The Padres seized on the promotional opportunities, holding a Short-Order Cooks Night where anyone who came to the game dressed in cook’s whites and carrying a frying pan would be admitted for free. Rader delivered the lineup to the umpire team in a frying pan.
Kroc’s outburst led to a new MLB rule that prohibited team owners from using the public-address system during a game.
Tom Monaghan’s mouth = PR challenge for Domino’s
The difficulty of separating a restaurant chain founder from his brainchild were dialed into sharp focus by Domino’s Pizza founder Tom Monaghan after he’d sold the chain for $1 billion.

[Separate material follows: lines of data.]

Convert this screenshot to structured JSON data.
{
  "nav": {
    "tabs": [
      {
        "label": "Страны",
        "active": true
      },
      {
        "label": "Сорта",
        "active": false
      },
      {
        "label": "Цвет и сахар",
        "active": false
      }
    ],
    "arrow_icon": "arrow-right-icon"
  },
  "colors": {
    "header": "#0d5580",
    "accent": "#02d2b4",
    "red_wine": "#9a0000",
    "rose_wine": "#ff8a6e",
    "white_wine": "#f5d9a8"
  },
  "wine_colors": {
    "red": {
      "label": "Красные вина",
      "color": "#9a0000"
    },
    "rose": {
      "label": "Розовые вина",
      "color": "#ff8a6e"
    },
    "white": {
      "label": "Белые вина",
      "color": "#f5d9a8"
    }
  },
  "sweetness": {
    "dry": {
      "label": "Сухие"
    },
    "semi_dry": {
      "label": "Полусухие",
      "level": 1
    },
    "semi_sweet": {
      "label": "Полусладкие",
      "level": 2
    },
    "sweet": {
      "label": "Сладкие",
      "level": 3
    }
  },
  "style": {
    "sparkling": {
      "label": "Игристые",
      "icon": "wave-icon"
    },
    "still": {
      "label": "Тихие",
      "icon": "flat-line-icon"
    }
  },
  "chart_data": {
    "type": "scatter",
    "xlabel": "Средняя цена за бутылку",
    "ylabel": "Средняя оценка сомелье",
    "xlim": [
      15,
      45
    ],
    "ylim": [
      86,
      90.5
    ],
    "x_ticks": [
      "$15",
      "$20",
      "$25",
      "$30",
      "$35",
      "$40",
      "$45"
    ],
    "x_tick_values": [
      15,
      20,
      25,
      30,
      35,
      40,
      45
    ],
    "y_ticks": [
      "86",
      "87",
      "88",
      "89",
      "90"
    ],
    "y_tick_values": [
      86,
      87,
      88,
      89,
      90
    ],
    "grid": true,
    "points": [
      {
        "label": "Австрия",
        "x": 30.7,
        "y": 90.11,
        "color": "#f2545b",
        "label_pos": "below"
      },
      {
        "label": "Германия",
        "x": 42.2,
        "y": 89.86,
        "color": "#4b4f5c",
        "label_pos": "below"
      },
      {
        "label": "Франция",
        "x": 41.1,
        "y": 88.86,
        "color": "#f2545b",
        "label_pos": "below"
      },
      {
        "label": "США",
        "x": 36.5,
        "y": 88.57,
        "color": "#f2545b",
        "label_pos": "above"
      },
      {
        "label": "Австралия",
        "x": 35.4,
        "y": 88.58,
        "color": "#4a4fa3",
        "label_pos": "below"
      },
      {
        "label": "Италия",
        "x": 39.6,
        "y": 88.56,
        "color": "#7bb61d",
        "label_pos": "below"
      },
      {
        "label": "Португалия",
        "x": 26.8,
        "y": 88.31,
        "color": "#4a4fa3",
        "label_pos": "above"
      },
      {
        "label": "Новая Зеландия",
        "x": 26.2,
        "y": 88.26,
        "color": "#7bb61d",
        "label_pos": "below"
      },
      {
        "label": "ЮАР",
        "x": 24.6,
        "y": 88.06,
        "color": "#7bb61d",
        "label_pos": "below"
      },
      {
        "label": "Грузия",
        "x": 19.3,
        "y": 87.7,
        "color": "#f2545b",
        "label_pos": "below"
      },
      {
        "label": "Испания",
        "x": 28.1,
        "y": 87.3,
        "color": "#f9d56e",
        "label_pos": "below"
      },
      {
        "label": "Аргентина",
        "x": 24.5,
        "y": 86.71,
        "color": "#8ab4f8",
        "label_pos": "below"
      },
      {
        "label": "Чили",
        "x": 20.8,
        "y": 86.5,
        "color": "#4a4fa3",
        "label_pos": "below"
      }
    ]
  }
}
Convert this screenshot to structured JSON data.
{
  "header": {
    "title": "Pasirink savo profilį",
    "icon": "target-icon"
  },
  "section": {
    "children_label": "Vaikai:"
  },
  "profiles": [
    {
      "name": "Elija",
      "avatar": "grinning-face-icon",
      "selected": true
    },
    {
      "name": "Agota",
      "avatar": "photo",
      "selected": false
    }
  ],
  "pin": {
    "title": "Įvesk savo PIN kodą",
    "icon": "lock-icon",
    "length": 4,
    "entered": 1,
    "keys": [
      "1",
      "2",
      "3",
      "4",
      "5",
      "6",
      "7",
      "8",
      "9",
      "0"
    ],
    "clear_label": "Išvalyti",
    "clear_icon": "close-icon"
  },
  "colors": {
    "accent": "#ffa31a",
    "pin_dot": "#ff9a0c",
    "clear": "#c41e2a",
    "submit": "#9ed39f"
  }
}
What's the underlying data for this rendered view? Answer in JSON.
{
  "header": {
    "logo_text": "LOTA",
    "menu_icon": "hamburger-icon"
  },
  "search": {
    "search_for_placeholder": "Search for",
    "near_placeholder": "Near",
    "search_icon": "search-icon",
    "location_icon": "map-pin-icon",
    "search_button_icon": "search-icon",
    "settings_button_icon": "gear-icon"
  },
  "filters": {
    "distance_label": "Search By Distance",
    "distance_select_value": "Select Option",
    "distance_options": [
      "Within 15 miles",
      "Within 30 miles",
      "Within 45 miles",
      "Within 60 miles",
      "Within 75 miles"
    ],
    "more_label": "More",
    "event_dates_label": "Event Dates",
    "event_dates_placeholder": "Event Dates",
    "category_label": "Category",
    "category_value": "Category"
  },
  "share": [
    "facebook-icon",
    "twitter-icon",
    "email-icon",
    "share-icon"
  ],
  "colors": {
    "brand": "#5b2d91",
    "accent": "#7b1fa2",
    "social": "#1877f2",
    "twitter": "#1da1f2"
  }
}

Monaghan used part of the proceeds to develop a Catholic educational facility as well as a surrounding town that would adhere rigidly to the tenets of the church. “There is not going to be any pornographic television in Ave Maria Town," Monaghan publicly said in 2004. “If you go to the drug store and you want to buy the pill or the condoms or contraception, you won't be able to get that in Ave Maria Town."
Monaghan retracted the comments in short order. Nevertheless, the statement triggered an outcry and threats of a boycott against Domino’s—even though Monaghan had no connection to the chain by that point. The controversy and collateral damage intensified with reports that Monaghan was donating to groups that openly opposed abortion and blasted homosexuality.
Despite having no connection to its founder, as verified by such fact-checking websites as Snopes.com, Domino’s felt it necessary to state emphatically, and repeatedly, that the chain did not agree with Monaghan’s social attitudes and personal precepts.
Dan Cathy’s religious conviction
Chick-fil-A’s support of groups opposed to same-sex marriages generated considerable controversy in 2012. Follow-up comments from CEO Dan Cathy only intensified the fallout. Asked how the chicken chain could take a stance against gay relationships, the son of founder Truett Cathy told the media point-blank that he believed same-sex unions are wrong.
The comments led to boycotts of Chick-fil-A and demonstrations that included a kiss-in, where gay couples met and locked lips in hopes of embarrassing the brand.
Cathy has since moderated his position—but not his opinions. He has never denied his religious convictions, but stresses that everyone has a right to his or her perspective. And he and his chain have stressed that everyone is welcome at a Chick-fil-A.